We would really like to say yes! What will determine our answer is whether it is practical and reasonably efficient for us to evaluate your entry, and you can help us by testing and documenting the procedure needed to do so thoroughly.
If you can show us how to run your entry in an unmodified copy of our test framework for entries written in C, using only compilers, interpreters, libraries, and other standard components that are freely available for GNU/Linux, we encourage you to submit code written in the language of your choice. We will accept entries written in Java, Perl, or R under these conditions, and (if you ask nicely) we will consider adding other languages to this short list.
Please give us as much extra time as possible to review entries not written in C or m-code.
Sorry, no. We do not require participants to submit open-source entries, but we will not test executables that we have not compiled ourselves from source code that we have inspected.
No. We are trying to encourage both experimentation with multiple approaches and sustained effort. In past Challenges some participants have used their entire allowance of entries before the first deadline, and others have saved their entries until hours before the final deadline. The most successful participants have usually reflected on each set of results, refining their ideas (and not merely their decision thresholds) before submitting the next entry. This approach yields better results, and it also allows us to review your entries and provide scores more rapidly than if we receive a large fraction of them just before the deadlines.
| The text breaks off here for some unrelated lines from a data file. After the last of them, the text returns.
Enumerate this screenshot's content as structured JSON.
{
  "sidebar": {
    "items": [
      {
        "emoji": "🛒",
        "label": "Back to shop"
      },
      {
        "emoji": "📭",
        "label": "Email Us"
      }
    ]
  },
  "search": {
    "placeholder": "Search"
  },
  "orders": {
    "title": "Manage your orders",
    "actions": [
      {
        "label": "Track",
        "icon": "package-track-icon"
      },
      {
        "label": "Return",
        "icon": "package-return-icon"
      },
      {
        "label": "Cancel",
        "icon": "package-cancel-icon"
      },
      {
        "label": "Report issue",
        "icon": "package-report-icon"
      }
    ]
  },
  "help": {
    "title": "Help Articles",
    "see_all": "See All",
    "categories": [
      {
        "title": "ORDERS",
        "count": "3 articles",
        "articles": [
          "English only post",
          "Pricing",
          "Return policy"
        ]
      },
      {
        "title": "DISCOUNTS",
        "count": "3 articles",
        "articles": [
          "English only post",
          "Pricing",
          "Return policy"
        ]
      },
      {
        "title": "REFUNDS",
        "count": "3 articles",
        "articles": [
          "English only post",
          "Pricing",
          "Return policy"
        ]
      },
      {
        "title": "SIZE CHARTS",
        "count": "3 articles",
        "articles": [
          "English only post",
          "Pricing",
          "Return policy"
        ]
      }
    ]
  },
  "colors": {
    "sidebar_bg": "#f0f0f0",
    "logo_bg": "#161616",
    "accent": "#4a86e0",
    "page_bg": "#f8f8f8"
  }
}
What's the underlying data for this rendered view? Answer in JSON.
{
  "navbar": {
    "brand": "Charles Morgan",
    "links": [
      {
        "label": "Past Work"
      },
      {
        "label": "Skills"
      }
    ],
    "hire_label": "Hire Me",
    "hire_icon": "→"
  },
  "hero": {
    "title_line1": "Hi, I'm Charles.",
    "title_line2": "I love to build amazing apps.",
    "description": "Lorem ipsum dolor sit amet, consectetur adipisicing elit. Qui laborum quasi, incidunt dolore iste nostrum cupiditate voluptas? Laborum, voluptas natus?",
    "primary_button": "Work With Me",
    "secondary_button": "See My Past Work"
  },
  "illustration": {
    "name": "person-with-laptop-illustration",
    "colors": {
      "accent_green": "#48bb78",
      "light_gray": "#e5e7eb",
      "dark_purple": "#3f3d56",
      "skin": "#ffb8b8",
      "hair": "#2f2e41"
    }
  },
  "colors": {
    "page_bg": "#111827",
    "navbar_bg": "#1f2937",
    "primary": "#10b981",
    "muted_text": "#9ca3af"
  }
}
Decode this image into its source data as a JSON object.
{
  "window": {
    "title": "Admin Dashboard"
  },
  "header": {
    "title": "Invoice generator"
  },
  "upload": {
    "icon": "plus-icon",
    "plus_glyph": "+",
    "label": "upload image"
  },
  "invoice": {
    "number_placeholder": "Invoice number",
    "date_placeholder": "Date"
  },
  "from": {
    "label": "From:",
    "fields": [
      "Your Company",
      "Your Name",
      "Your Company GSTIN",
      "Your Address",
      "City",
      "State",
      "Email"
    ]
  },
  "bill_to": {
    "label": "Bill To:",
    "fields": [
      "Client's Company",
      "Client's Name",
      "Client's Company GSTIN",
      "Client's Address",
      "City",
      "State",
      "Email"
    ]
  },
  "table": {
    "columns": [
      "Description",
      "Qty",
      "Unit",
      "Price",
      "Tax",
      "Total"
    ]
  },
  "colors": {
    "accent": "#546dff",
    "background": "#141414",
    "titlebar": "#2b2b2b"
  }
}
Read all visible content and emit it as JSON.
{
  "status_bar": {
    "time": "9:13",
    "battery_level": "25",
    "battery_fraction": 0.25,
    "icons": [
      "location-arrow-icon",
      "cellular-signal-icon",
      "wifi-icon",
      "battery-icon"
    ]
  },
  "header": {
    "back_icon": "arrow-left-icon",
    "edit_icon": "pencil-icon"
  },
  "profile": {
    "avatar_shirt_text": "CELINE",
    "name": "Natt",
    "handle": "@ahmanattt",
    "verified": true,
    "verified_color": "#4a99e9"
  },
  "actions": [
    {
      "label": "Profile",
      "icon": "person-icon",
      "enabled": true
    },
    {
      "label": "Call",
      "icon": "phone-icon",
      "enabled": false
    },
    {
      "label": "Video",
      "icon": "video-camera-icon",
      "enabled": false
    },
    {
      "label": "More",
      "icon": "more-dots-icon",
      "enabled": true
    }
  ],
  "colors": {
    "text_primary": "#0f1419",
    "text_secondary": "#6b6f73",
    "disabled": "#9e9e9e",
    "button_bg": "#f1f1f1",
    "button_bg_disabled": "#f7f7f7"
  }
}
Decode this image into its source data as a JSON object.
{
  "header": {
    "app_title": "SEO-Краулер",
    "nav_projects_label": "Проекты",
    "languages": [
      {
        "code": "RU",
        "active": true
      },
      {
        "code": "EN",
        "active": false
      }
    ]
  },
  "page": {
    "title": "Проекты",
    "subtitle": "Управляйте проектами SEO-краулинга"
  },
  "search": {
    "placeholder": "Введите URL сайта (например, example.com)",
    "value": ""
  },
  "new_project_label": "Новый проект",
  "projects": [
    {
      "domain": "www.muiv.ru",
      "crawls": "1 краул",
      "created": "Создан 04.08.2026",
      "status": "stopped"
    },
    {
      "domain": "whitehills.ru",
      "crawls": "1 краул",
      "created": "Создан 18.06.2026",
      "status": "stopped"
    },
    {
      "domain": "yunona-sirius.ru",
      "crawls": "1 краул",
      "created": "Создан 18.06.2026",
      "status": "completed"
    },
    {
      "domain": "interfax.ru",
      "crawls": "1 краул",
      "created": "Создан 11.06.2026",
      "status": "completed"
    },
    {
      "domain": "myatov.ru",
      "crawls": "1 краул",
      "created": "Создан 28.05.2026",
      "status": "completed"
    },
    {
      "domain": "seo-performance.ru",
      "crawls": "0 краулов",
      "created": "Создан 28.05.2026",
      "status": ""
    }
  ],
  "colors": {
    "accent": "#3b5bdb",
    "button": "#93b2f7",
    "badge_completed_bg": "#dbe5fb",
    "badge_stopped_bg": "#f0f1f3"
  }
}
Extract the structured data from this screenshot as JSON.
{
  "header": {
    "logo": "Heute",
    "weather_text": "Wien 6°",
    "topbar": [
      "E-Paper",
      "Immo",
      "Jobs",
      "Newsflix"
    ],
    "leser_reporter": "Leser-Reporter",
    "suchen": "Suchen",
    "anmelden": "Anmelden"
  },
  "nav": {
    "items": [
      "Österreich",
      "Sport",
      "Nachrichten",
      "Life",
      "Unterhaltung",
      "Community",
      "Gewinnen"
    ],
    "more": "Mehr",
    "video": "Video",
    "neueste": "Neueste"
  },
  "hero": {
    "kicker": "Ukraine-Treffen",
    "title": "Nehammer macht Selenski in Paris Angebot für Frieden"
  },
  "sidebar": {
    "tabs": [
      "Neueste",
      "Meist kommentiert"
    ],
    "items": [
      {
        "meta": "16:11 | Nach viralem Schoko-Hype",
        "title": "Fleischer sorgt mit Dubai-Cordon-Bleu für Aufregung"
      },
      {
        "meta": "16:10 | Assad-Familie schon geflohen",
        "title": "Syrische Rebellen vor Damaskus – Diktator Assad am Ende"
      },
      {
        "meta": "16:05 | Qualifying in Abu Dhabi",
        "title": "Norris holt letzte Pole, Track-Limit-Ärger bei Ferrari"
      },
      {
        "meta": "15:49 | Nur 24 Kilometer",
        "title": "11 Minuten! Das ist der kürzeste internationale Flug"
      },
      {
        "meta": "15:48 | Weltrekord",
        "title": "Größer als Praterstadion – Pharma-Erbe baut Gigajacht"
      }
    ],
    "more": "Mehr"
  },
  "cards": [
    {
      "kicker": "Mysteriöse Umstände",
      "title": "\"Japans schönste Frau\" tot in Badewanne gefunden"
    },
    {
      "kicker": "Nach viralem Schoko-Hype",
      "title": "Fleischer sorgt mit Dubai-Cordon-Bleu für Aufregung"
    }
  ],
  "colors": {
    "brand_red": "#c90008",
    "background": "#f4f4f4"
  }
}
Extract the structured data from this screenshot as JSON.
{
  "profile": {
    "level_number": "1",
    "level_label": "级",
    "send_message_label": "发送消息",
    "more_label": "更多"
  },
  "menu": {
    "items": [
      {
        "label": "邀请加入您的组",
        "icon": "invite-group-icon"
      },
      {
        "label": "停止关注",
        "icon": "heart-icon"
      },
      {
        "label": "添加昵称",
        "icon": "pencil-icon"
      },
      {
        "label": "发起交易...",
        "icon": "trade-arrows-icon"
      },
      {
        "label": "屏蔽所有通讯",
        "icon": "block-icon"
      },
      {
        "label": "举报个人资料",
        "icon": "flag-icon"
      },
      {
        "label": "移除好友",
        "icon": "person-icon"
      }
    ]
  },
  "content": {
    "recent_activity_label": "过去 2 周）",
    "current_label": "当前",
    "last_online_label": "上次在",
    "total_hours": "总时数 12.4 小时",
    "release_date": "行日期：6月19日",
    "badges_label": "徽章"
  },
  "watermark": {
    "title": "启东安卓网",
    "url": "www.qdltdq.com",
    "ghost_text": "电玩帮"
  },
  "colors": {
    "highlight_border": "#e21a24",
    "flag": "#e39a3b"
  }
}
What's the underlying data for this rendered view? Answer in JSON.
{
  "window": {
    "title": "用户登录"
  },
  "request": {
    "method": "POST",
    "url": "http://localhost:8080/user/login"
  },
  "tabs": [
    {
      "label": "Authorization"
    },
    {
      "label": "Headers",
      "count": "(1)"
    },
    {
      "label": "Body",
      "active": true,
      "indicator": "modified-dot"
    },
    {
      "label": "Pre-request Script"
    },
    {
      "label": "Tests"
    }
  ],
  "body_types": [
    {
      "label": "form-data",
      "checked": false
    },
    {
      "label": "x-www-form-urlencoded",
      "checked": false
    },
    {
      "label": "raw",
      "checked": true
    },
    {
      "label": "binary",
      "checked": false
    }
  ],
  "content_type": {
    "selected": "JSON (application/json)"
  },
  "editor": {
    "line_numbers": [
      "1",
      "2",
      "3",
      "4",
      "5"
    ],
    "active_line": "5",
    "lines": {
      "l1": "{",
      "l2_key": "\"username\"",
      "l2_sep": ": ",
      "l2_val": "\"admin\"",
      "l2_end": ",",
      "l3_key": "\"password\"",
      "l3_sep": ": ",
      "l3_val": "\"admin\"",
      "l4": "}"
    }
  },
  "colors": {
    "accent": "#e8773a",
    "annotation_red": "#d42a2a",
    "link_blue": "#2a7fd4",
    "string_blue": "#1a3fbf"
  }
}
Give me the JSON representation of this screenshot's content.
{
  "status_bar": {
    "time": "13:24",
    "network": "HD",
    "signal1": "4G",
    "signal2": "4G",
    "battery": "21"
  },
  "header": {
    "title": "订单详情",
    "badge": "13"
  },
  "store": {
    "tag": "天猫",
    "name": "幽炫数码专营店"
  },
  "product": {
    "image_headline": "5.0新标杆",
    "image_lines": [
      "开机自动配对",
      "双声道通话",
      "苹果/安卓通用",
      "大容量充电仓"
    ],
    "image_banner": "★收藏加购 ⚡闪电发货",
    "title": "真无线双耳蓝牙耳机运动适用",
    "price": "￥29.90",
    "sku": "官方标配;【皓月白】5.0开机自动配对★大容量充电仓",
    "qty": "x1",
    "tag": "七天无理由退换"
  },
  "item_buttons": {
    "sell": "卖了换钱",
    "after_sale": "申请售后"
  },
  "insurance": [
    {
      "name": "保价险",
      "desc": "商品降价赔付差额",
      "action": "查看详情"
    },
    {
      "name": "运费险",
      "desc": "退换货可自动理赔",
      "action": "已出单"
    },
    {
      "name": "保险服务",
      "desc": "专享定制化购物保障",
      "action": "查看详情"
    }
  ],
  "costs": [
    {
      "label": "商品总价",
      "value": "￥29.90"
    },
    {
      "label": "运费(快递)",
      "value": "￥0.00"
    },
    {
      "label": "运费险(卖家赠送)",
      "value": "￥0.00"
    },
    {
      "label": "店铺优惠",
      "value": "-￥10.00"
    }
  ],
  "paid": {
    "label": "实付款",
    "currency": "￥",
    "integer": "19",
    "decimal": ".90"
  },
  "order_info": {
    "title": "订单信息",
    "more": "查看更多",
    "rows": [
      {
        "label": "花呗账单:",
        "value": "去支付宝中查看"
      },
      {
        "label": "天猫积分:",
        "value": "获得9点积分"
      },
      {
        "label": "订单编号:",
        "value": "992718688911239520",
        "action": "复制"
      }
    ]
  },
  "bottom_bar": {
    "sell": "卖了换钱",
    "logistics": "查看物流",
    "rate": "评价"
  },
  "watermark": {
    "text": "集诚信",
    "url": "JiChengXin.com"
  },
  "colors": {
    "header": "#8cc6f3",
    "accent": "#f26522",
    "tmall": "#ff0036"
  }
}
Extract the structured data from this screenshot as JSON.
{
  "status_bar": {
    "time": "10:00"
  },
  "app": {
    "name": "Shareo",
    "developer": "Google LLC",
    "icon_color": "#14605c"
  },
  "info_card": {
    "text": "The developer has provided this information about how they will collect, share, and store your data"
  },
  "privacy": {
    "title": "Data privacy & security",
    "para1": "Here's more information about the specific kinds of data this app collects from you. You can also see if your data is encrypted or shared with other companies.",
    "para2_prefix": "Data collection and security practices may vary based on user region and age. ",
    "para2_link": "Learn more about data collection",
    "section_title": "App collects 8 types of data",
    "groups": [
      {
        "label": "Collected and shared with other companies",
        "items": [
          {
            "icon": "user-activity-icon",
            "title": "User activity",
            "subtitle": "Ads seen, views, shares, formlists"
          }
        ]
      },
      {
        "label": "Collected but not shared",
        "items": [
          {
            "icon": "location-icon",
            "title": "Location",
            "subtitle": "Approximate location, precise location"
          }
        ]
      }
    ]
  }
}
Yes, certainly. SAPS-I uses fewer than half of the variables provided in the Challenge data sets, and only the first half (24 of 48 hours) of those. There is plenty of room for improvement in both events.
The scores are different because the two sample entries are not exactly the same algorithm. The SAPS calculations are very similar, but the C version makes use of data with time stamp of '24:00' (i.e., exactly 24 hours from the start) and the m-code version stops at '23:59'. This accounts for the very slight difference in the event 1 scores even though both entries use the same decision threshold. The risk estimates (which determine the event 2 scores) are completely different; the m-code entry uses a function that was fitted to the observed distribution of risk in set A, and the C entry uses a lookup table that is not optimized at all.
Fund another award and we will consider adding another event!
No single measure can summarize all of the important aspects of performance on the Challenge problem in a single number; that's why we have multiple events. Since scoring metrics inevitably influence how participants design and refine their entries, we have chosen metrics that provide incentives to make useful predictions. Many alternatives would reward trivial and clinically irrelevant strategies; for example, one can obtain a high overall accuracy by predicting that all patients will survive, but such a predictor is of no value whatsoever.
On the off-chance that someone on Baker or Howard Islands in the mid-Pacific, or on a ship at sea between longitudes 172.5° W and 180°, submits an entry just before midnight local time on 25 April, and in order to be fair to everyone else, the deadline for phase 1 was noon GMT on 26 April; at that time, the software that collects entries stopped doing so.
The deadline is one of several that are important if you would like to be eligible for the Challenge awards (see above). Anyone who wishes to participate without eligibility for awards is welcome to join in unofficially during Phase 2 (1 June through 25 August).